### WHAT TO WORK ON
A word-for-word copy of the records below is needed, without the images.

### EXTRACTED INFORMATION
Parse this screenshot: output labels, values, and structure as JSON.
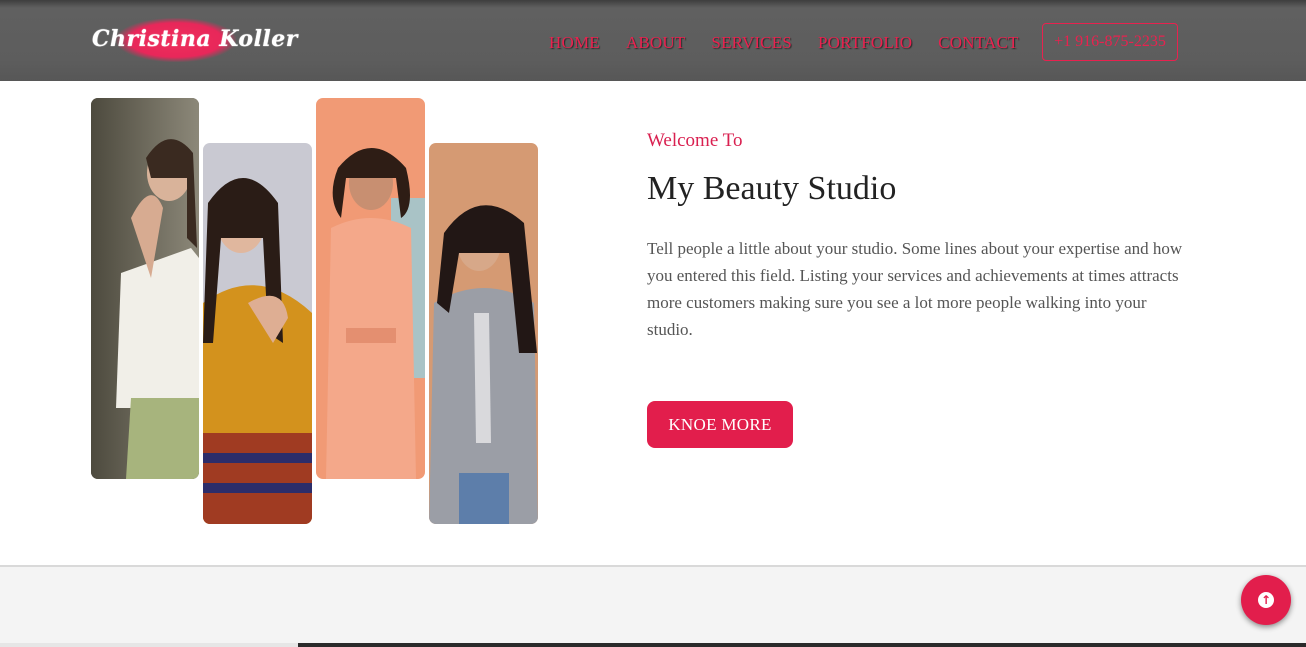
{
  "header": {
    "logo_text": "Christina Koller",
    "nav": [
      "HOME",
      "ABOUT",
      "SERVICES",
      "PORTFOLIO",
      "CONTACT"
    ],
    "phone": "+1 916-875-2235"
  },
  "hero": {
    "welcome": "Welcome To",
    "title": "My Beauty Studio",
    "description": "Tell people a little about your studio. Some lines about your expertise and how you entered this field. Listing your services and achievements at times attracts more customers making sure you see a lot more people walking into your studio.",
    "cta_label": "KNOE MORE"
  },
  "gallery": [
    {
      "name": "model-photo-white-blouse"
    },
    {
      "name": "model-photo-mustard-dress"
    },
    {
      "name": "model-photo-peach-jumpsuit"
    },
    {
      "name": "model-photo-plaid-blazer"
    }
  ],
  "back_to_top": {
    "icon": "arrow-up-icon"
  },
  "colors": {
    "accent": "#e21e4c",
    "header_bg": "#5d5d5d",
    "text_dark": "#222222",
    "text_body": "#555555"
  }
}
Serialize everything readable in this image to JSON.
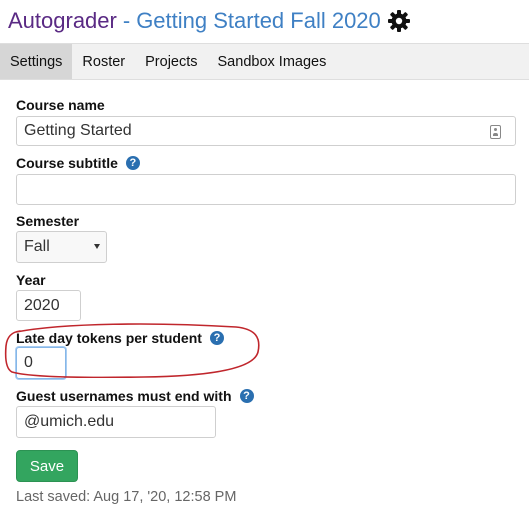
{
  "header": {
    "app_name": "Autograder",
    "separator": "-",
    "course_title": "Getting Started Fall 2020",
    "settings_icon": "gear-icon"
  },
  "tabs": [
    {
      "label": "Settings",
      "active": true
    },
    {
      "label": "Roster",
      "active": false
    },
    {
      "label": "Projects",
      "active": false
    },
    {
      "label": "Sandbox Images",
      "active": false
    }
  ],
  "form": {
    "course_name": {
      "label": "Course name",
      "value": "Getting Started"
    },
    "course_subtitle": {
      "label": "Course subtitle",
      "value": "",
      "help_icon": "question-circle-icon"
    },
    "semester": {
      "label": "Semester",
      "value": "Fall"
    },
    "year": {
      "label": "Year",
      "value": "2020"
    },
    "late_day_tokens": {
      "label": "Late day tokens per student",
      "value": "0",
      "help_icon": "question-circle-icon"
    },
    "guest_usernames": {
      "label": "Guest usernames must end with",
      "value": "@umich.edu",
      "help_icon": "question-circle-icon"
    }
  },
  "save_button": {
    "label": "Save"
  },
  "last_saved": "Last saved: Aug 17, '20, 12:58 PM",
  "colors": {
    "app_name": "#5a2a84",
    "course_title": "#3f80c4",
    "save_button": "#33a55f",
    "help_icon": "#2a6fb0",
    "annotation": "#c0262c"
  }
}
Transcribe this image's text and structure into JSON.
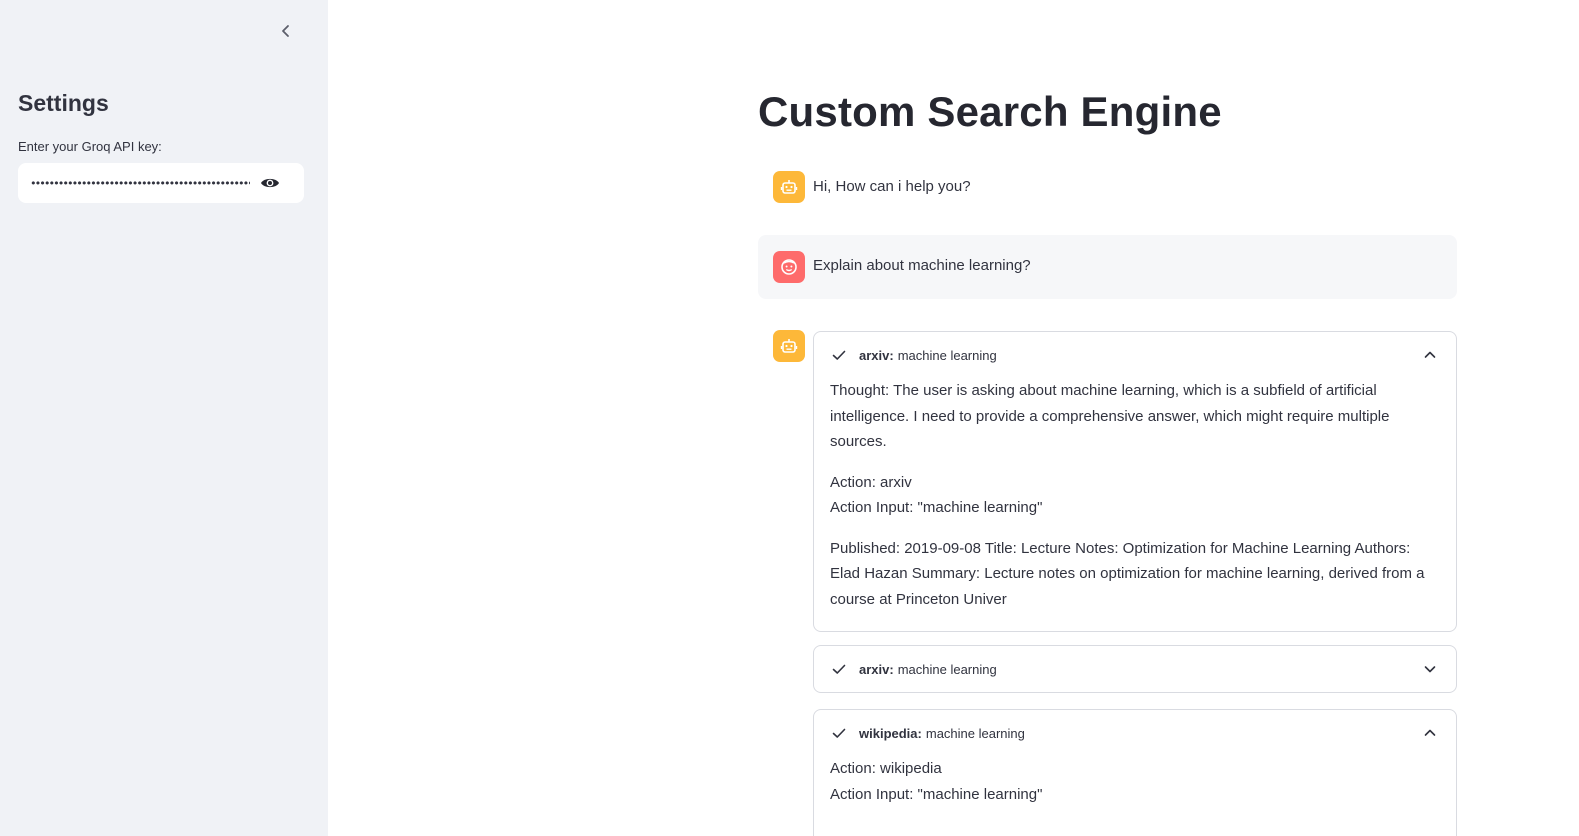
{
  "sidebar": {
    "title": "Settings",
    "api_label": "Enter your Groq API key:",
    "api_value": "••••••••••••••••••••••••••••••••••••••••••••••••••••••"
  },
  "main": {
    "title": "Custom Search Engine",
    "messages": [
      {
        "role": "assistant",
        "text": "Hi, How can i help you?"
      },
      {
        "role": "user",
        "text": "Explain about machine learning?"
      }
    ],
    "steps": [
      {
        "tool": "arxiv:",
        "query": "machine learning",
        "expanded": true,
        "paragraphs": [
          "Thought: The user is asking about machine learning, which is a subfield of artificial intelligence. I need to provide a comprehensive answer, which might require multiple sources.",
          "Action: arxiv",
          "Action Input: \"machine learning\"",
          "Published: 2019-09-08 Title: Lecture Notes: Optimization for Machine Learning Authors: Elad Hazan Summary: Lecture notes on optimization for machine learning, derived from a course at Princeton Univer"
        ]
      },
      {
        "tool": "arxiv:",
        "query": "machine learning",
        "expanded": false
      },
      {
        "tool": "wikipedia:",
        "query": "machine learning",
        "expanded": true,
        "paragraphs": [
          "Action: wikipedia",
          "Action Input: \"machine learning\""
        ]
      }
    ]
  },
  "colors": {
    "sidebar_bg": "#f0f2f6",
    "bot_avatar": "#fdb839",
    "user_avatar": "#fe6b6b"
  }
}
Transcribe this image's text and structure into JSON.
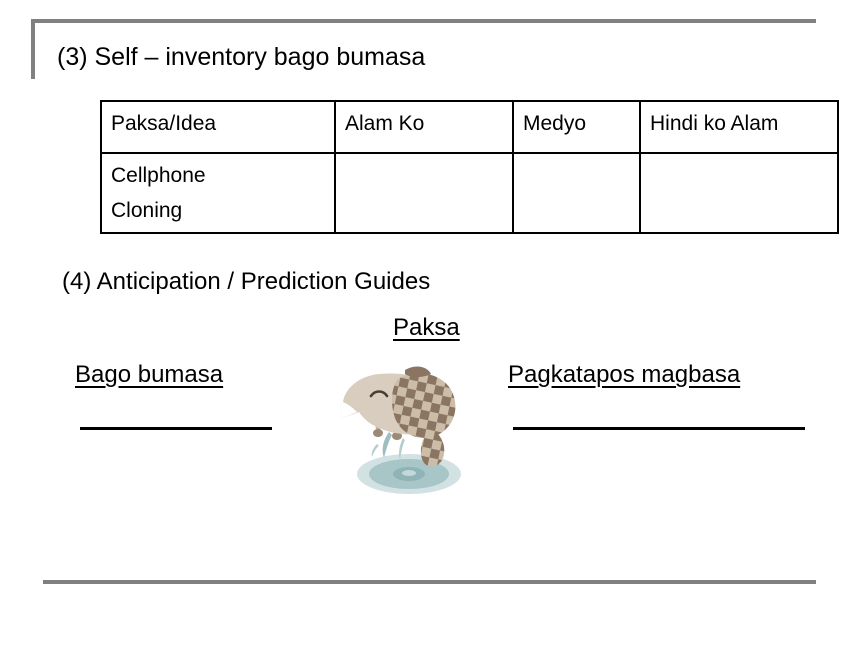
{
  "slide": {
    "section3": {
      "heading": "(3) Self – inventory bago bumasa",
      "table": {
        "headers": [
          "Paksa/Idea",
          "Alam Ko",
          "Medyo",
          "Hindi ko Alam"
        ],
        "rows": [
          {
            "topic_line1": "Cellphone",
            "topic_line2": "Cloning",
            "alam_ko": "",
            "medyo": "",
            "hindi_ko_alam": ""
          }
        ]
      }
    },
    "section4": {
      "heading": "(4) Anticipation / Prediction Guides",
      "topic_label": "Paksa",
      "before_label": "Bago bumasa",
      "after_label": "Pagkatapos magbasa",
      "before_answer": "",
      "after_answer": ""
    },
    "illustration": {
      "name": "lamb-jumping-over-puddle",
      "body_color": "#d9cdbf",
      "patch_light": "#cbbda8",
      "patch_dark": "#8a7562",
      "hoof_color": "#9c8a77",
      "water_color": "#a8c5c8",
      "water_light": "#c3d8d9"
    },
    "frame": {
      "rule_color": "#808080"
    }
  }
}
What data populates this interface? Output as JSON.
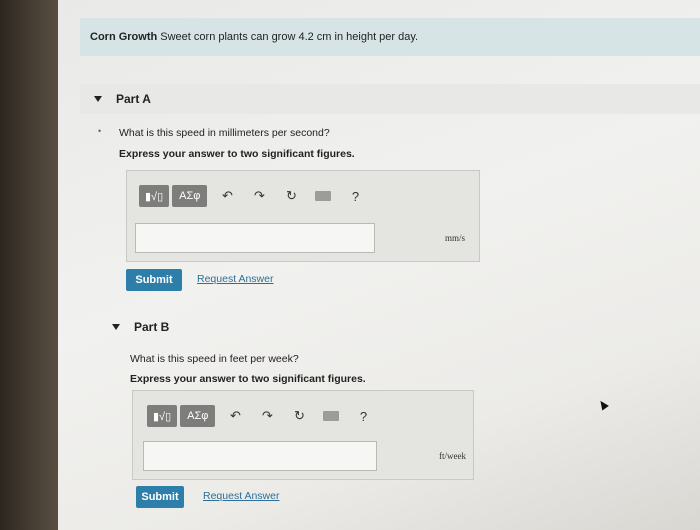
{
  "problem": {
    "title": "Corn Growth",
    "statement": "Sweet corn plants can grow 4.2 cm in height per day."
  },
  "part_a": {
    "label": "Part A",
    "question": "What is this speed in millimeters per second?",
    "instruction": "Express your answer to two significant figures.",
    "unit": "mm/s",
    "answer_value": "",
    "submit_label": "Submit",
    "request_label": "Request Answer"
  },
  "part_b": {
    "label": "Part B",
    "question": "What is this speed in feet per week?",
    "instruction": "Express your answer to two significant figures.",
    "unit": "ft/week",
    "answer_value": "",
    "submit_label": "Submit",
    "request_label": "Request Answer"
  },
  "toolbar": {
    "symbols_label": "ΑΣφ",
    "help_label": "?",
    "template_glyph": "▮√▯",
    "undo_glyph": "↶",
    "redo_glyph": "↷",
    "reset_glyph": "↻"
  },
  "colors": {
    "header_bg": "#d6e4e6",
    "submit_bg": "#2d7ea8",
    "link": "#2d6f98",
    "tool_button_bg": "#7d7d7b"
  }
}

### SOLVED EXERCISE
Parse this screenshot: output labels, values, and structure as JSON.
{
  "header": {
    "logo_text": "Christina Koller",
    "nav": [
      "HOME",
      "ABOUT",
      "SERVICES",
      "PORTFOLIO",
      "CONTACT"
    ],
    "phone": "+1 916-875-2235"
  },
  "hero": {
    "welcome": "Welcome To",
    "title": "My Beauty Studio",
    "description": "Tell people a little about your studio. Some lines about your expertise and how you entered this field. Listing your services and achievements at times attracts more customers making sure you see a lot more people walking into your studio.",
    "cta_label": "KNOE MORE"
  },
  "gallery": [
    {
      "name": "model-photo-white-blouse"
    },
    {
      "name": "model-photo-mustard-dress"
    },
    {
      "name": "model-photo-peach-jumpsuit"
    },
    {
      "name": "model-photo-plaid-blazer"
    }
  ],
  "back_to_top": {
    "icon": "arrow-up-icon"
  },
  "colors": {
    "accent": "#e21e4c",
    "header_bg": "#5d5d5d",
    "text_dark": "#222222",
    "text_body": "#555555"
  }
}
Serialize everything readable in this image to JSON.
{
  "header": {
    "app_name": "Autograder",
    "separator": "-",
    "course_title": "Getting Started Fall 2020",
    "settings_icon": "gear-icon"
  },
  "tabs": [
    {
      "label": "Settings",
      "active": true
    },
    {
      "label": "Roster",
      "active": false
    },
    {
      "label": "Projects",
      "active": false
    },
    {
      "label": "Sandbox Images",
      "active": false
    }
  ],
  "form": {
    "course_name": {
      "label": "Course name",
      "value": "Getting Started"
    },
    "course_subtitle": {
      "label": "Course subtitle",
      "value": "",
      "help_icon": "question-circle-icon"
    },
    "semester": {
      "label": "Semester",
      "value": "Fall"
    },
    "year": {
      "label": "Year",
      "value": "2020"
    },
    "late_day_tokens": {
      "label": "Late day tokens per student",
      "value": "0",
      "help_icon": "question-circle-icon"
    },
    "guest_usernames": {
      "label": "Guest usernames must end with",
      "value": "@umich.edu",
      "help_icon": "question-circle-icon"
    }
  },
  "save_button": {
    "label": "Save"
  },
  "last_saved": "Last saved: Aug 17, '20, 12:58 PM",
  "colors": {
    "app_name": "#5a2a84",
    "course_title": "#3f80c4",
    "save_button": "#33a55f",
    "help_icon": "#2a6fb0",
    "annotation": "#c0262c"
  }
}
Transcribe this image's text and structure into JSON.
{
  "sidebar": {
    "title": "Settings",
    "api_label": "Enter your Groq API key:",
    "api_value": "••••••••••••••••••••••••••••••••••••••••••••••••••••••"
  },
  "main": {
    "title": "Custom Search Engine",
    "messages": [
      {
        "role": "assistant",
        "text": "Hi, How can i help you?"
      },
      {
        "role": "user",
        "text": "Explain about machine learning?"
      }
    ],
    "steps": [
      {
        "tool": "arxiv:",
        "query": "machine learning",
        "expanded": true,
        "paragraphs": [
          "Thought: The user is asking about machine learning, which is a subfield of artificial intelligence. I need to provide a comprehensive answer, which might require multiple sources.",
          "Action: arxiv",
          "Action Input: \"machine learning\"",
          "Published: 2019-09-08 Title: Lecture Notes: Optimization for Machine Learning Authors: Elad Hazan Summary: Lecture notes on optimization for machine learning, derived from a course at Princeton Univer"
        ]
      },
      {
        "tool": "arxiv:",
        "query": "machine learning",
        "expanded": false
      },
      {
        "tool": "wikipedia:",
        "query": "machine learning",
        "expanded": true,
        "paragraphs": [
          "Action: wikipedia",
          "Action Input: \"machine learning\""
        ]
      }
    ]
  },
  "colors": {
    "sidebar_bg": "#f0f2f6",
    "bot_avatar": "#fdb839",
    "user_avatar": "#fe6b6b"
  }
}
Transcribe this image's text and structure into JSON.
{
  "slide": {
    "section3": {
      "heading": "(3) Self – inventory bago bumasa",
      "table": {
        "headers": [
          "Paksa/Idea",
          "Alam Ko",
          "Medyo",
          "Hindi ko Alam"
        ],
        "rows": [
          {
            "topic_line1": "Cellphone",
            "topic_line2": "Cloning",
            "alam_ko": "",
            "medyo": "",
            "hindi_ko_alam": ""
          }
        ]
      }
    },
    "section4": {
      "heading": "(4) Anticipation / Prediction Guides",
      "topic_label": "Paksa",
      "before_label": "Bago bumasa",
      "after_label": "Pagkatapos magbasa",
      "before_answer": "",
      "after_answer": ""
    },
    "illustration": {
      "name": "lamb-jumping-over-puddle",
      "body_color": "#d9cdbf",
      "patch_light": "#cbbda8",
      "patch_dark": "#8a7562",
      "hoof_color": "#9c8a77",
      "water_color": "#a8c5c8",
      "water_light": "#c3d8d9"
    },
    "frame": {
      "rule_color": "#808080"
    }
  }
}
What data populates this interface? Output as JSON.
{
  "problem": {
    "title": "Corn Growth",
    "statement": "Sweet corn plants can grow 4.2 cm in height per day."
  },
  "part_a": {
    "label": "Part A",
    "question": "What is this speed in millimeters per second?",
    "instruction": "Express your answer to two significant figures.",
    "unit": "mm/s",
    "answer_value": "",
    "submit_label": "Submit",
    "request_label": "Request Answer"
  },
  "part_b": {
    "label": "Part B",
    "question": "What is this speed in feet per week?",
    "instruction": "Express your answer to two significant figures.",
    "unit": "ft/week",
    "answer_value": "",
    "submit_label": "Submit",
    "request_label": "Request Answer"
  },
  "toolbar": {
    "symbols_label": "ΑΣφ",
    "help_label": "?",
    "template_glyph": "▮√▯",
    "undo_glyph": "↶",
    "redo_glyph": "↷",
    "reset_glyph": "↻"
  },
  "colors": {
    "header_bg": "#d6e4e6",
    "submit_bg": "#2d7ea8",
    "link": "#2d6f98",
    "tool_button_bg": "#7d7d7b"
  }
}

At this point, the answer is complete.